He slid the long steel knife along the cured ham and sliced sheaths no thicker than the wax paper upon which they lay. One needs a sharp knife, mettle, and a firm wrist to make such cuts and the man possessed all of these qualities. The translucent slices, intervals of meat and fat, were slick and moist and I suppose I breached proper etiquette when I stuffed the entire sample of the Pata Negra into my maw. (I think I was supposed to share the slices with my wife.)
Bellota-Bellota is in the 7th arrondissement and specializes in Pata Negra or the black Iberian pork indigenous to southern Spain. In the ham you are supposed to be able to taste the acorns, the principal diet of the pig, but I did not - I suppose my gluttonous approach left much to be desired. What I did taste, however, was unequivocally the very best cured meat I had ever had. Words like unctuous and sublime come to mind and are probably understatements.

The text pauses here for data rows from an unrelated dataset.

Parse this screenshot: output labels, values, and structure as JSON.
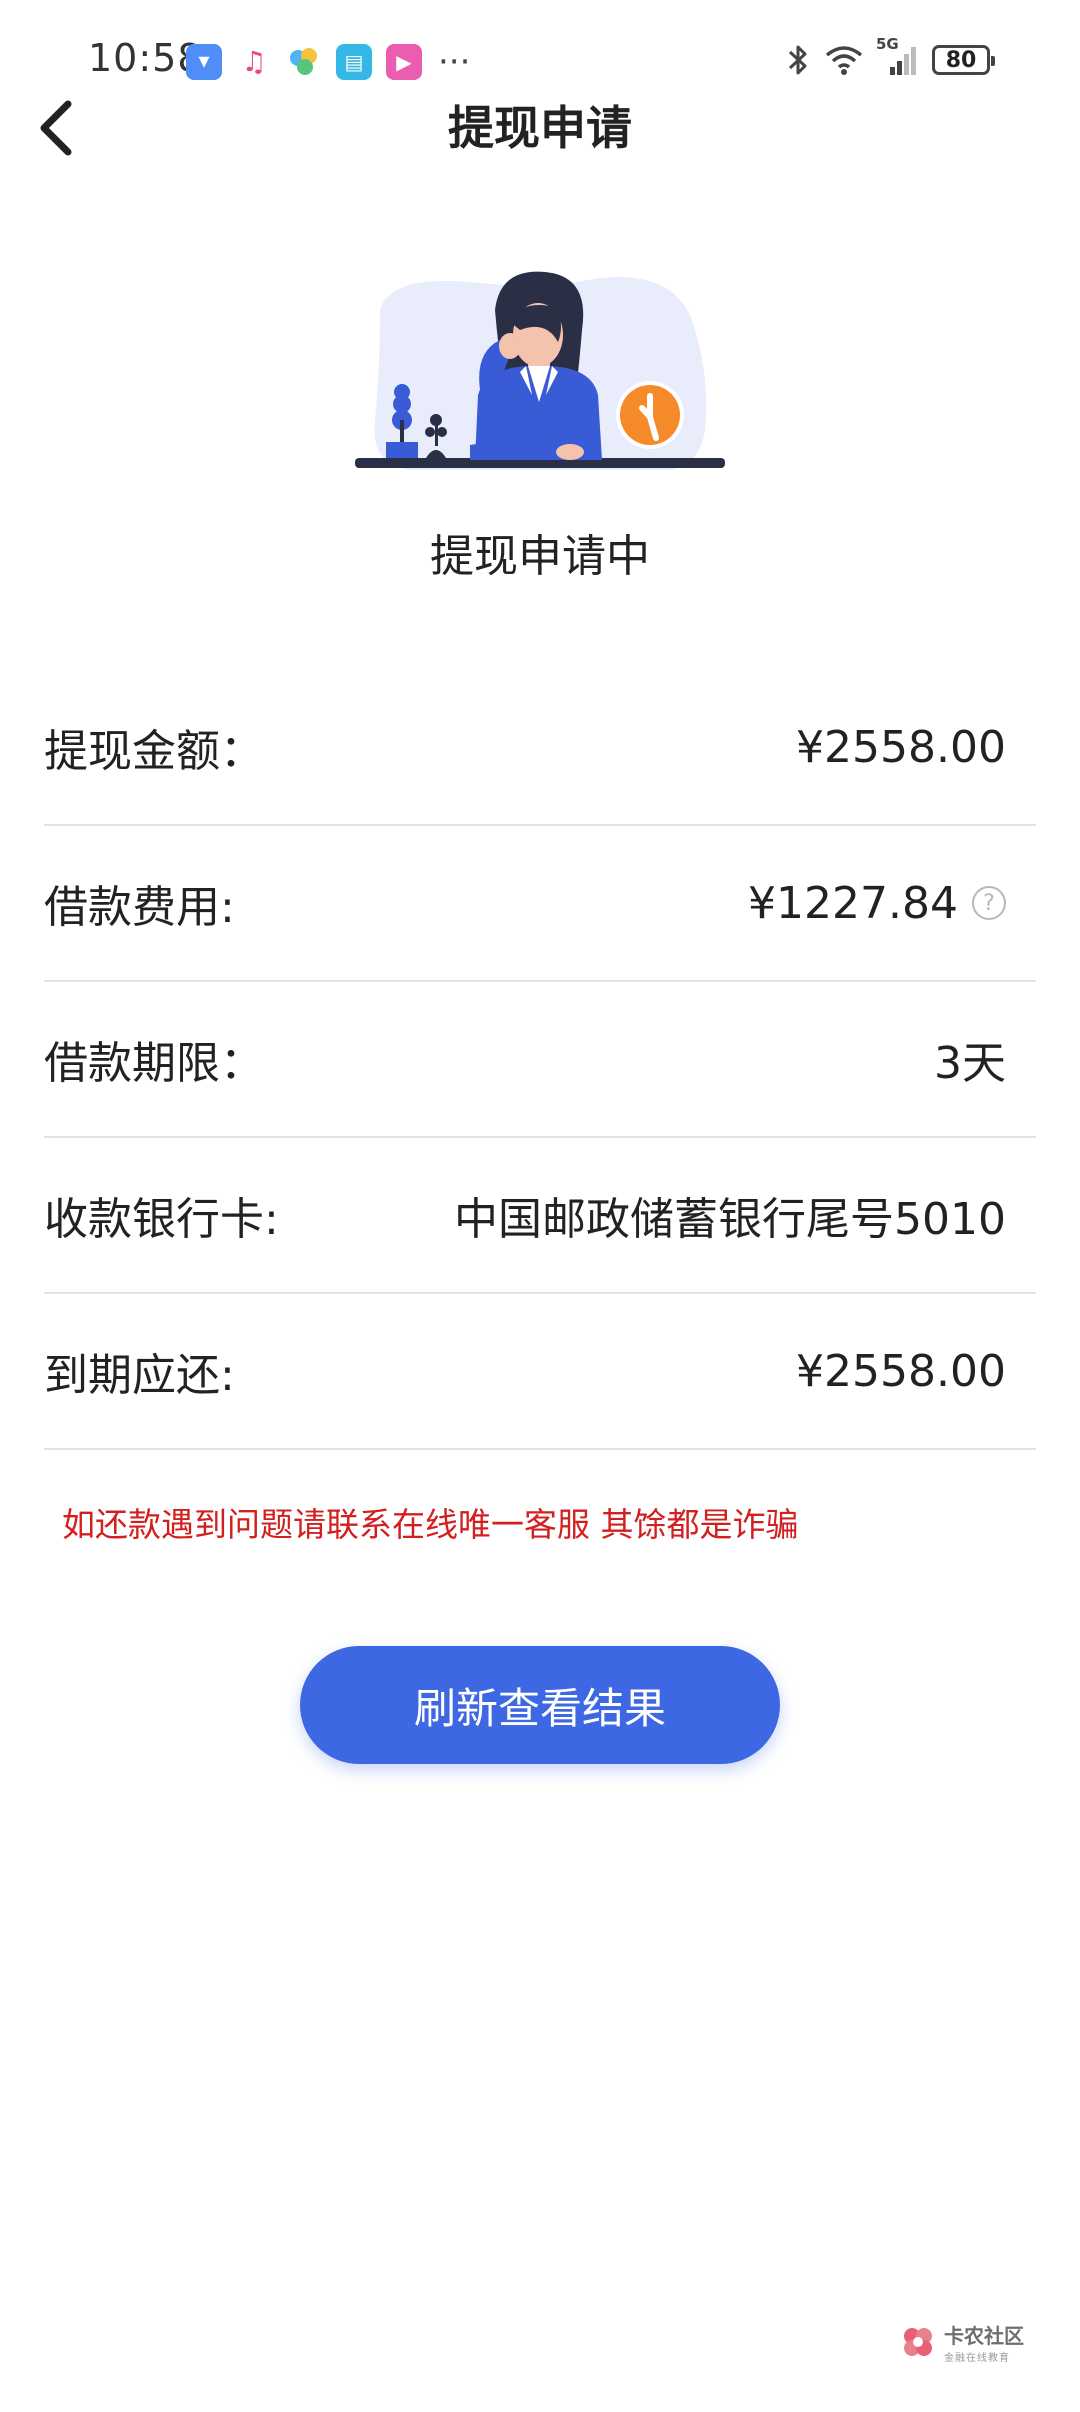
{
  "status_bar": {
    "time": "10:58",
    "network": "5G",
    "battery": "80",
    "more": "···"
  },
  "header": {
    "title": "提现申请"
  },
  "status": {
    "heading": "提现申请中"
  },
  "details": {
    "amount_label": "提现金额：",
    "amount_value": "¥2558.00",
    "fee_label": "借款费用:",
    "fee_value": "¥1227.84",
    "term_label": "借款期限：",
    "term_value": "3天",
    "card_label": "收款银行卡:",
    "card_value": "中国邮政储蓄银行尾号5010",
    "due_label": "到期应还:",
    "due_value": "¥2558.00"
  },
  "notice": {
    "text": "如还款遇到问题请联系在线唯一客服 其馀都是诈骗"
  },
  "actions": {
    "refresh_label": "刷新查看结果"
  },
  "watermark": {
    "title": "卡农社区",
    "subtitle": "金融在线教育"
  },
  "colors": {
    "accent": "#3e68e3",
    "warning": "#d21f1f",
    "illustration_orange": "#f58a2a",
    "illustration_blue": "#3a5bd6"
  }
}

The small shop also sells wines and cheeses to pair with the hams which hang hypnotically in the window. They also serve lunch and dinner and the sandwiches and tapas are a good way to sample the different charcuterie. We bought bags of the traditional bellota and a bottle of red wine, stopped at the boulanger patissier for a baguette (but only a baguette because one does not want to disrupt the rhythm of the evening bread queue), and enjoyed a simple, wonderful, Franco-Iberian meal.